• **The problem**
Each line below that contains the word "JSON" must be copied.

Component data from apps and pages
= Beginning of Section =
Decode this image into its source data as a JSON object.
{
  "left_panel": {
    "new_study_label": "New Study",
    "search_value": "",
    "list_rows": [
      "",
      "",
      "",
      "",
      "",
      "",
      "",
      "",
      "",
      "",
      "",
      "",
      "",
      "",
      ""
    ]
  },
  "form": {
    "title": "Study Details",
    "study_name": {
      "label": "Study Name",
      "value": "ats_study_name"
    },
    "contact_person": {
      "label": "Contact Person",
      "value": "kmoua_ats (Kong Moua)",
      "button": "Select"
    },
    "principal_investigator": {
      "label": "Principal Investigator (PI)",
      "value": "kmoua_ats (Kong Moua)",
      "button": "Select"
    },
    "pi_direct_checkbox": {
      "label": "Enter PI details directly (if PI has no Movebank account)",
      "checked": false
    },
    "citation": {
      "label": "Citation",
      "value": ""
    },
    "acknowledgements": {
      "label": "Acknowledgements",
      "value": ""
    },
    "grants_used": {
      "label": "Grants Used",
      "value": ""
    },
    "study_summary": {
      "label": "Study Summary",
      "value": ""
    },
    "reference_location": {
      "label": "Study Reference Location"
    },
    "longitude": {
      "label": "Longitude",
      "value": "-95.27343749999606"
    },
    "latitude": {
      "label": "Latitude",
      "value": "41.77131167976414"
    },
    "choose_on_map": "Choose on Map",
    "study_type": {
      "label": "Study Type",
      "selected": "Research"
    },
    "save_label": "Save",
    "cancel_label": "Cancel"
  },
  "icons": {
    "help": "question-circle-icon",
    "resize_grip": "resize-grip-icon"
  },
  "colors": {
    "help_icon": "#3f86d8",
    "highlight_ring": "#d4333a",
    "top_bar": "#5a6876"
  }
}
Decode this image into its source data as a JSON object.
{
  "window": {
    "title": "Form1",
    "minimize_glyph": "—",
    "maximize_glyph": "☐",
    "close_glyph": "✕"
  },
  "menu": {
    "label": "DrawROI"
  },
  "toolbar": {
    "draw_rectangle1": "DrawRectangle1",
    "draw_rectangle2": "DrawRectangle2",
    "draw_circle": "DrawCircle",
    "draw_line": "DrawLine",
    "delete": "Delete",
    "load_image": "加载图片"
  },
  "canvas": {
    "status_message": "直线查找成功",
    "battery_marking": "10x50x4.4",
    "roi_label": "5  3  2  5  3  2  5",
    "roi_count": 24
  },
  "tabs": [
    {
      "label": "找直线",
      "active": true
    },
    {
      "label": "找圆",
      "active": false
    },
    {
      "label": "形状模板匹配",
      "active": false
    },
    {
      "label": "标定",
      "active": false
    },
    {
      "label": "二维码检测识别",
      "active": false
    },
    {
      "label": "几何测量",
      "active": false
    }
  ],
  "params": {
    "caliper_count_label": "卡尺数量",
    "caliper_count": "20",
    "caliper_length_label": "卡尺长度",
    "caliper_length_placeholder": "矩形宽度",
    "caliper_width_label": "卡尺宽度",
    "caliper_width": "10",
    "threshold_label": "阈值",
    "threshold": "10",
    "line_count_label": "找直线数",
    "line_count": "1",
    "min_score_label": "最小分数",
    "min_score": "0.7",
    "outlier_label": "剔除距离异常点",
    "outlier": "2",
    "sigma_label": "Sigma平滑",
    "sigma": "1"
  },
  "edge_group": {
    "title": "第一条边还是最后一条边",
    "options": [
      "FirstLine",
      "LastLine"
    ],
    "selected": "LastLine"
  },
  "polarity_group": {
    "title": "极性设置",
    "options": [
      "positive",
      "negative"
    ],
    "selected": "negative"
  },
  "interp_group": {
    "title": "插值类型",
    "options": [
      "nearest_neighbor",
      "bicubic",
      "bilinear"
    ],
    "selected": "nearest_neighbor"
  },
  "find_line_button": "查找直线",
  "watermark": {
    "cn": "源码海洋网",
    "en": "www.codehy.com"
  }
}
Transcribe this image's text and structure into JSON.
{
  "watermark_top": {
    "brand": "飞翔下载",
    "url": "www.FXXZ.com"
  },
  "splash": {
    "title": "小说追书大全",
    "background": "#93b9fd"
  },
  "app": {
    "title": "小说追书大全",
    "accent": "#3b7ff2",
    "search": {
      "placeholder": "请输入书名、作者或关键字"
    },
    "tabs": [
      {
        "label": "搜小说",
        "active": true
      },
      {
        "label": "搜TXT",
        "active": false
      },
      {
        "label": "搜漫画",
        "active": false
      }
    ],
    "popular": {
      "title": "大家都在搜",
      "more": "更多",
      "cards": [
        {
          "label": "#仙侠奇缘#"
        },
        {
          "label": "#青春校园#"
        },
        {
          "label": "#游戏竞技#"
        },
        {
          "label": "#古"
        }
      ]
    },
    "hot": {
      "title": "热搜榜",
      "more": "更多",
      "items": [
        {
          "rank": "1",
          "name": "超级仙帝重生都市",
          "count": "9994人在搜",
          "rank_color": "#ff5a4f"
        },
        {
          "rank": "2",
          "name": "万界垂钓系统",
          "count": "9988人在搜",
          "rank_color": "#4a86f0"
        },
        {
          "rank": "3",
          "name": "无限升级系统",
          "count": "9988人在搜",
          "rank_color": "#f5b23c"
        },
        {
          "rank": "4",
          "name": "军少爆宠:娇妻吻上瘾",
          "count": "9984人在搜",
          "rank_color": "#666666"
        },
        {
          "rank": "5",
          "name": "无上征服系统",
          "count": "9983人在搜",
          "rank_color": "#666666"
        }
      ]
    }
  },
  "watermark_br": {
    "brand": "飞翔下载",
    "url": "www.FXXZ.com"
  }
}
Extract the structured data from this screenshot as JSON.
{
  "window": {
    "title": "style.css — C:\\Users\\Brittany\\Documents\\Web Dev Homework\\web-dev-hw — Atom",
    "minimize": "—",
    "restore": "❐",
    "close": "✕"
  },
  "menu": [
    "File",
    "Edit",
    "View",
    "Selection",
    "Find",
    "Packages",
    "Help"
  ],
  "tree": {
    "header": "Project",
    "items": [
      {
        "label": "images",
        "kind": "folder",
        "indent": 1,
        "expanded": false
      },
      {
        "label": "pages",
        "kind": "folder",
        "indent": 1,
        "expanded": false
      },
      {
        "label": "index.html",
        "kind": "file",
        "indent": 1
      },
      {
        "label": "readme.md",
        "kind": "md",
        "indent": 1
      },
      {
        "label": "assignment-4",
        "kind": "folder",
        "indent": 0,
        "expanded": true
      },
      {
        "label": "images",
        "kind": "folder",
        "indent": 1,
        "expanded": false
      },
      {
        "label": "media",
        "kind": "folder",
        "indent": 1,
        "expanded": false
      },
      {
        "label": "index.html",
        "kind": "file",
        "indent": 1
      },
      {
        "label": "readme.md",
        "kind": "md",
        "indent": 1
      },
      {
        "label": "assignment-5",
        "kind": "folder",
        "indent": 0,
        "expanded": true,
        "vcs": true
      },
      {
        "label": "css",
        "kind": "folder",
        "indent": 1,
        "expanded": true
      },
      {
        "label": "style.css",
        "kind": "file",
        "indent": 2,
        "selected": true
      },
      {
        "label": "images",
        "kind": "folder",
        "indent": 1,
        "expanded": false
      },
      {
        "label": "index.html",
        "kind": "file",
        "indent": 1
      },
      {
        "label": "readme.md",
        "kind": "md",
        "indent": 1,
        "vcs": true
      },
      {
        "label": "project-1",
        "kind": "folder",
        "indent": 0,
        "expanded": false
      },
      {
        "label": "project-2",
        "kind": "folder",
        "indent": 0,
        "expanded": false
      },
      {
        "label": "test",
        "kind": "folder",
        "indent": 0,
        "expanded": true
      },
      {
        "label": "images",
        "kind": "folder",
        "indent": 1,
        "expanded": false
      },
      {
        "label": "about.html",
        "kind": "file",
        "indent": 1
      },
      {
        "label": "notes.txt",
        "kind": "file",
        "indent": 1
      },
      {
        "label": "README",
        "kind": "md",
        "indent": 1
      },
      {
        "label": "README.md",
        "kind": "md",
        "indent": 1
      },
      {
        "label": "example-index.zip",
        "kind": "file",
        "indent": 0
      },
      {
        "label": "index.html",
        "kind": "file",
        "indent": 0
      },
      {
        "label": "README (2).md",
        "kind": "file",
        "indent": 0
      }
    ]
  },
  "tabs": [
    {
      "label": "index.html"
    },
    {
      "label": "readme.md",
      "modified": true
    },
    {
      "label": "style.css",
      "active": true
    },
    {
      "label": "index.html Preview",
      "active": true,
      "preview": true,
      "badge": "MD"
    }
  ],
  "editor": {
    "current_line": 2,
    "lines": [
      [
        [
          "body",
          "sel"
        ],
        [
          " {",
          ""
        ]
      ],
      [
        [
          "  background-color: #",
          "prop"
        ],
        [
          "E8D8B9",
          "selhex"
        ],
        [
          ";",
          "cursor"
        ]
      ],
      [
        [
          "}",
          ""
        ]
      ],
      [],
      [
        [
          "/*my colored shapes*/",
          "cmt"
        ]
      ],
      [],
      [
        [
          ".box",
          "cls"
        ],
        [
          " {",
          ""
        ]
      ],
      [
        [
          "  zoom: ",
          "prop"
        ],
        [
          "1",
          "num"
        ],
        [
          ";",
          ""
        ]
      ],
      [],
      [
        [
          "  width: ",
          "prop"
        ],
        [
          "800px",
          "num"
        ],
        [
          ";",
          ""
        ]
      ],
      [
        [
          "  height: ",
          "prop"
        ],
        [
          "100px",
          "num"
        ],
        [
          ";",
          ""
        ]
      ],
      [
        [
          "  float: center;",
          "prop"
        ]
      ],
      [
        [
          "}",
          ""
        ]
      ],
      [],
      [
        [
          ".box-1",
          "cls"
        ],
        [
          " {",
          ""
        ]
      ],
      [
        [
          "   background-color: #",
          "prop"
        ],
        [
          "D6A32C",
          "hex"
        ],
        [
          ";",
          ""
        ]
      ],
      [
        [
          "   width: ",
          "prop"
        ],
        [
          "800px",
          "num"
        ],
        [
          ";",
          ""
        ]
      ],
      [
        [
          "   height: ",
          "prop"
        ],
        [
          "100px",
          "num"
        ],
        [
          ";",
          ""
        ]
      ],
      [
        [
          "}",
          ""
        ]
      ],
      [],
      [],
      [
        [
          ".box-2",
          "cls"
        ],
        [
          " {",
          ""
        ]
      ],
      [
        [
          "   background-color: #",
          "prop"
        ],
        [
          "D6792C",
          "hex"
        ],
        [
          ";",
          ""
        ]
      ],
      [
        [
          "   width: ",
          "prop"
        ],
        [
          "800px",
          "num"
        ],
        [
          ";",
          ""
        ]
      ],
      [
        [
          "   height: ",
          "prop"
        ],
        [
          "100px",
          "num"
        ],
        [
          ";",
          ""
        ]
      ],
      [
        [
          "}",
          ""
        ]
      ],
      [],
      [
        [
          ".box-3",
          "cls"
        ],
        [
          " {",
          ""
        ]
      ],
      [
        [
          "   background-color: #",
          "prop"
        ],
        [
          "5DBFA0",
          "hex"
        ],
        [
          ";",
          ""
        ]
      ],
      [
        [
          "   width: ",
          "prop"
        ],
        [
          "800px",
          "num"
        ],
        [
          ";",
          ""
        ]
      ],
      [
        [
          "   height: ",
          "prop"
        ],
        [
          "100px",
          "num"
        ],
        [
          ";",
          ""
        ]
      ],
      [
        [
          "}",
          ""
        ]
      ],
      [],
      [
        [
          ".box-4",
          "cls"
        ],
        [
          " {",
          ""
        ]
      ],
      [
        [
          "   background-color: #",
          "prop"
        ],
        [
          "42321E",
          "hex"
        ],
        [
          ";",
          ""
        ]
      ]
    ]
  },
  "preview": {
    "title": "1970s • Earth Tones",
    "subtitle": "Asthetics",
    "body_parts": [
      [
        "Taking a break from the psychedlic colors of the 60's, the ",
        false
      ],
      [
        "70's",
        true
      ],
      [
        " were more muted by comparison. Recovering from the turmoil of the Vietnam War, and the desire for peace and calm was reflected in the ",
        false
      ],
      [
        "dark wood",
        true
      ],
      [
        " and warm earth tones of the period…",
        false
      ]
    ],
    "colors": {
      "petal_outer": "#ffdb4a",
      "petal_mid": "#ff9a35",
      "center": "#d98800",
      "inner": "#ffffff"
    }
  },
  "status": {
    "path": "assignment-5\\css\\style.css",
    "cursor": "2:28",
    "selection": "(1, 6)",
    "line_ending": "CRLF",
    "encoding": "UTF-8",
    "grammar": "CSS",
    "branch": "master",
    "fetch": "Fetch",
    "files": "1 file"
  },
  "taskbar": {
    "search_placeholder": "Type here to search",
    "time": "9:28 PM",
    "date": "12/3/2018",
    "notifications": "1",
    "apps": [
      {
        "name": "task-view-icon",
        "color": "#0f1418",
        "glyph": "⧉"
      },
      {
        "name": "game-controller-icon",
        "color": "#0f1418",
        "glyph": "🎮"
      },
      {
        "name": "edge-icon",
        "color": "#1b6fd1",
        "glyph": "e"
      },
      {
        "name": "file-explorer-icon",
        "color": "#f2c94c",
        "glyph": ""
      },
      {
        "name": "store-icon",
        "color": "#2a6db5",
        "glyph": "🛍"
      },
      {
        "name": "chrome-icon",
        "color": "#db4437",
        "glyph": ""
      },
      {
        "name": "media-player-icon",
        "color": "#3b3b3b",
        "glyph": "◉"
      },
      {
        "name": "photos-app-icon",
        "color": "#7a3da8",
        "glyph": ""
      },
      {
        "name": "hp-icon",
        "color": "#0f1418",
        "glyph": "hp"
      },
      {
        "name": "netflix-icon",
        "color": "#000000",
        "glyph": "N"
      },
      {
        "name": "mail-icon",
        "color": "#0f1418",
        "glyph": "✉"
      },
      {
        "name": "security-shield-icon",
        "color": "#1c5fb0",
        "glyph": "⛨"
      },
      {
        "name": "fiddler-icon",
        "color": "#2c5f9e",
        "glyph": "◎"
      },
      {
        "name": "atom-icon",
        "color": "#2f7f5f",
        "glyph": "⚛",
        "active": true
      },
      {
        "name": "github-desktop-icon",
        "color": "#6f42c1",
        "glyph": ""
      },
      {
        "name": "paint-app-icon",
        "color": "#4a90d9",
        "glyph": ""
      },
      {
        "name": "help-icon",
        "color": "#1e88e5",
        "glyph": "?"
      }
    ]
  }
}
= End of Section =
• **Answer space**
Decode this image into its source data as a JSON object.
Decode this image into its source data as a JSON object.
Transcribe this image's text and structure into JSON.
Extract the structured data from this screenshot as JSON.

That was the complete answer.